The most visible signs of the 4-year-old effort to dress up downtown Brooksville were unceremoniously dismantled about two weeks ago.
The pavement bricks that had been used to build "bulb-outs" at the northwest corner of the corner of S Brooksville Avenue and Liberty Street were returned to the street by a city work crew.
The humble structures had, however, performed their purpose, said City Manager Richard Anderson.
Partly because people generally liked the idea of bulb-outs, if not the particular ones that had been built, the city is pursuing the idea of better, and permanent curb improvements.
"What we found was that some people thought it was a great idea, though not many people thought the execution was too great," Anderson said.
The county Metropolitan Planning Organization agreed in August to finance the building of bulb-outs at six intersections in the city. The money will come out of a pool of federal money designed to pay for such projects.
It would represent the most significant step in the much talked-about project of sprucing up downtown Brooksville.
"It's a great step forward," said Bob Boyd, of the Brooksville Again, a downtown merchant's group.

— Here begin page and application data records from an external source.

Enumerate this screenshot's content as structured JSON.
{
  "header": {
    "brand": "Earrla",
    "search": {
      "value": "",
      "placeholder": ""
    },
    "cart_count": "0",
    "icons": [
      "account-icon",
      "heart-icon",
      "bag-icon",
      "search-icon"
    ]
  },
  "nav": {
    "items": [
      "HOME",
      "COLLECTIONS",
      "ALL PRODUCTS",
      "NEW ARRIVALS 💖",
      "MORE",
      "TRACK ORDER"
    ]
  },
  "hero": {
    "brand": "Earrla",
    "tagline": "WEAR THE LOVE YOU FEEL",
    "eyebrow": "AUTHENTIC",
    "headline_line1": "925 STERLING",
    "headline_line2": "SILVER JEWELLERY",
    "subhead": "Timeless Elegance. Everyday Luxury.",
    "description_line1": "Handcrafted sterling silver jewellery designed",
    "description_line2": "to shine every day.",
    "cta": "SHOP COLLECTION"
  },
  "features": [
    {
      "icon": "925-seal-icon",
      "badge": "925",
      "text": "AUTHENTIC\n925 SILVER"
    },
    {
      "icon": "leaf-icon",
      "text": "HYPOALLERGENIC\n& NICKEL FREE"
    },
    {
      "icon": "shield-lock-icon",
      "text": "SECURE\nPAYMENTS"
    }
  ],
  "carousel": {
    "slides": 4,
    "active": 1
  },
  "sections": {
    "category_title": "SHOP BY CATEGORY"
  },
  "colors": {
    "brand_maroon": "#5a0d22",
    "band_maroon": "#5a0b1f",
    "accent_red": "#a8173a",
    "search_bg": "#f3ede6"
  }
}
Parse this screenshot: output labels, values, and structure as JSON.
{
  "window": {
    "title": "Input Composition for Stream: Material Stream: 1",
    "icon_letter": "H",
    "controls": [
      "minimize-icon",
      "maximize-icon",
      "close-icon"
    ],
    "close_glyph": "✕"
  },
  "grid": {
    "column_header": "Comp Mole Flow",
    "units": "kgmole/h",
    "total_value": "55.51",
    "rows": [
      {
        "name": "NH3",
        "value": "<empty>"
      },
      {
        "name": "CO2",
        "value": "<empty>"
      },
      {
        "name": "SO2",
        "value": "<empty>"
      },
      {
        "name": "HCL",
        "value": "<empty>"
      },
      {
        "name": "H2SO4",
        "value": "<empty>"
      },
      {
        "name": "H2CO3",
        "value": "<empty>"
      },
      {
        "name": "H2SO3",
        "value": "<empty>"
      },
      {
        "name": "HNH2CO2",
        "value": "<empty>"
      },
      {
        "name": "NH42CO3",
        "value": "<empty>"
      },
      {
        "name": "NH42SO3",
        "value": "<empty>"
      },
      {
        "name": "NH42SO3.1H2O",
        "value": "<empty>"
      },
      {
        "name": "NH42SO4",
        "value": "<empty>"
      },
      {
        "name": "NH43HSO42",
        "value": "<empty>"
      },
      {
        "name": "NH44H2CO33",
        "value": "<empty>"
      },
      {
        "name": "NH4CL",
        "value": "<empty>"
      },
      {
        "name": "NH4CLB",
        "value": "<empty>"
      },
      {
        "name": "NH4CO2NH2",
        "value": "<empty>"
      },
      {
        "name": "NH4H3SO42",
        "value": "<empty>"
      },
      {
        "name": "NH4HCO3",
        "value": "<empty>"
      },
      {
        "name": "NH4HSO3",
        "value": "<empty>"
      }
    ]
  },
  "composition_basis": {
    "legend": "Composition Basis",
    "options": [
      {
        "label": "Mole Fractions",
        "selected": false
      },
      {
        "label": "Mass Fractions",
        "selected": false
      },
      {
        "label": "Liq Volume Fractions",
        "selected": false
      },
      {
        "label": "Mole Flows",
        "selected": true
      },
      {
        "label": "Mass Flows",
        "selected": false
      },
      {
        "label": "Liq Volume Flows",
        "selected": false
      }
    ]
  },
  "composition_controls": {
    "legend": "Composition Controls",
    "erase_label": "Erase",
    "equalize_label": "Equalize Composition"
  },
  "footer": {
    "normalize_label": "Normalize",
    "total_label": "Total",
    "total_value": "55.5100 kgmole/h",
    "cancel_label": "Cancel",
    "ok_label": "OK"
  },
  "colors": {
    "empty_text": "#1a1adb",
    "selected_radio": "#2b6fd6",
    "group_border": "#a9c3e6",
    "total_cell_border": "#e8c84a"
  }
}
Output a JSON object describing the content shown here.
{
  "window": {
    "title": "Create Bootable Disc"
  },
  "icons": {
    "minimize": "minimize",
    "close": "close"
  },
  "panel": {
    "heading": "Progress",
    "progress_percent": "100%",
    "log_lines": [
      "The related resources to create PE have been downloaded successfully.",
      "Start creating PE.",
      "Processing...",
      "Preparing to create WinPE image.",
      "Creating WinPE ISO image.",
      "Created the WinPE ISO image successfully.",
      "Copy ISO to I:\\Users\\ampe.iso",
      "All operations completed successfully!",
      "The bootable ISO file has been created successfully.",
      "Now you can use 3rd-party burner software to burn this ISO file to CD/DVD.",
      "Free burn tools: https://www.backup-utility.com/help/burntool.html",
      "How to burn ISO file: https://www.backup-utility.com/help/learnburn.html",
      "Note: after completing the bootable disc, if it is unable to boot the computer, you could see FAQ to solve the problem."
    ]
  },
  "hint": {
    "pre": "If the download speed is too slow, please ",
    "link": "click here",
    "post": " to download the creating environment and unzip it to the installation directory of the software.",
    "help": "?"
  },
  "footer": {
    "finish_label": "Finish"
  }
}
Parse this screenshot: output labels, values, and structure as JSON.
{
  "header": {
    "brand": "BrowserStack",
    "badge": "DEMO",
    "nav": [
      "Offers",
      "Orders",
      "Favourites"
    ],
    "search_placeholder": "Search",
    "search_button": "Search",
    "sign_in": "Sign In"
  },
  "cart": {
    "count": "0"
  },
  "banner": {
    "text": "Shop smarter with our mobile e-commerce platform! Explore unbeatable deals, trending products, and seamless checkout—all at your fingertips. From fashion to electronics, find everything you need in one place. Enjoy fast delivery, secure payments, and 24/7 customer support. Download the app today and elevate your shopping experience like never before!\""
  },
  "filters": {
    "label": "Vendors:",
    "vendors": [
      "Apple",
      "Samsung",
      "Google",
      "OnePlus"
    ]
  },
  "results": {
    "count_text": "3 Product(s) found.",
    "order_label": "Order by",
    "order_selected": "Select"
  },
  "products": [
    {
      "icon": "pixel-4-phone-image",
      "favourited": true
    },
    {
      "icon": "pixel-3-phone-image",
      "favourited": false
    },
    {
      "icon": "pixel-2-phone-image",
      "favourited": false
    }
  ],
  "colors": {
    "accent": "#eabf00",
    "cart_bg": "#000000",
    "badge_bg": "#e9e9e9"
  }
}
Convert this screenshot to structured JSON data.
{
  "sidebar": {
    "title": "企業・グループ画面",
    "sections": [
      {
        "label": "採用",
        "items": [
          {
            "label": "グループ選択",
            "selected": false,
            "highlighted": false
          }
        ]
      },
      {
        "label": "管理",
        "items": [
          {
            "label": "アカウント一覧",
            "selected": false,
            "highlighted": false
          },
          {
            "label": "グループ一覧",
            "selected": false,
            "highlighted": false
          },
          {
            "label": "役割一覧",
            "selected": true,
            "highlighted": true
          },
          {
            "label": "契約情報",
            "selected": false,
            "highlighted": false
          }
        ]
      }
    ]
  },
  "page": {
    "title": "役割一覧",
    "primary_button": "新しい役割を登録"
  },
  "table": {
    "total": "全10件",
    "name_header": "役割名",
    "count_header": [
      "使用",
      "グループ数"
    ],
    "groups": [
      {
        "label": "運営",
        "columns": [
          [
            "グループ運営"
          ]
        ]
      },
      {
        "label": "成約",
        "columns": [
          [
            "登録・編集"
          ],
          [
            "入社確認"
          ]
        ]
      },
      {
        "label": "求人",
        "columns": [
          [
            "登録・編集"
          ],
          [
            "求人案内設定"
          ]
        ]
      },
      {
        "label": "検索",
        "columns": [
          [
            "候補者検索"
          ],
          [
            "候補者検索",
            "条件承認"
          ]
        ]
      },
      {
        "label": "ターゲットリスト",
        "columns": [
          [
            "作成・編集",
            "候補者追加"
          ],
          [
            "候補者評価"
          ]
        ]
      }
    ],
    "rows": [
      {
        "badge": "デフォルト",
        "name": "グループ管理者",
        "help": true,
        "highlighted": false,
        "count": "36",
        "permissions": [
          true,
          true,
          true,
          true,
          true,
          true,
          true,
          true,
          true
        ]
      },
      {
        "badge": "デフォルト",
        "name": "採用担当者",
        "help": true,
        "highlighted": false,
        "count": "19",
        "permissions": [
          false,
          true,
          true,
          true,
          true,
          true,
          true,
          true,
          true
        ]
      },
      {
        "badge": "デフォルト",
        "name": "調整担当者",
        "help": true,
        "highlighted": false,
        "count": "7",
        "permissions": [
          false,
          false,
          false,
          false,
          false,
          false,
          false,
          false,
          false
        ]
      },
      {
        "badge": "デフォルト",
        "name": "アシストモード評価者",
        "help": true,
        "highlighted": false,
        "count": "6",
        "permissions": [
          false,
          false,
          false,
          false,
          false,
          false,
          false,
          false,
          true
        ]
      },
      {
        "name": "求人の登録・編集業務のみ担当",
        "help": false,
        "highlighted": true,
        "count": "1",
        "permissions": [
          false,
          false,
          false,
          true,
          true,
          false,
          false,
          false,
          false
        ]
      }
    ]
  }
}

Bulb-outs are extensions of the curb designed to slow traffic, to improve the looks of intersections, and to make them less intimidating to pedestrians, said City Planner Lynne Bolton. The ones the city plans to build are based on a preliminary design by Sherry McIntyre, business assistant of Margaret Ghiotto, owner of Rogers' Christmas House Village in Brooksville.
The original idea to reshape the sidewalks of Brooksville came from the the city's Visioning/Strategic Planning Committee, which was formed in 1993. It brought the idea to the City Council two years later. The city finally built the model bulb-outs nearly two years after that _ last winter.
"We just kind of pulled (the bricks) out of the street and stacked them up," Anderson said. "We did that because we knew it was a temporary test."
Ghiotto has been primarily responsible for carrying the idea forward since then. She and McIntyre toured several cities and studied designs that had been successful in other ones.
"We've been going everywhere under the sun looking at these," Ghiotto said, who said she will pay for decorative street lights along Main Street across from the Courthouse, once the work on the bulb-outs is nearly complete.
"I want something beautiful there," she said.
The plans call for bulb-outs that resemble a fan around each of corner of the intersection. Inside the curbs that define them, the bulb-outs will be filled with dirt to allow the planting of bushes and flowers. The plan also includes brick crosswalks.
The office of County Engineer Charles Mixson will draw up the final design and supervise construction, said Dennis Dix, the county's transportation planner. The county MPO allocated $60,000 of its federally financed Transportation Enhancement Fund to pay for bulb-outs at the six intersections: on Main Street at Fort Dade Avenue, Jefferson Street, Broad Street and Liberty Street, and on South Brooksville at Broad and Liberty.
The county will build two of the intersections first _ at Main and Fort Dade and Main and Liberty _ to see how people like the design before proceeding. The intersections at Broad and Jefferson, because they are state roads, are likely to be more expensive and complicated.
Dix said said he hopes the entire project will be completed within 18 months.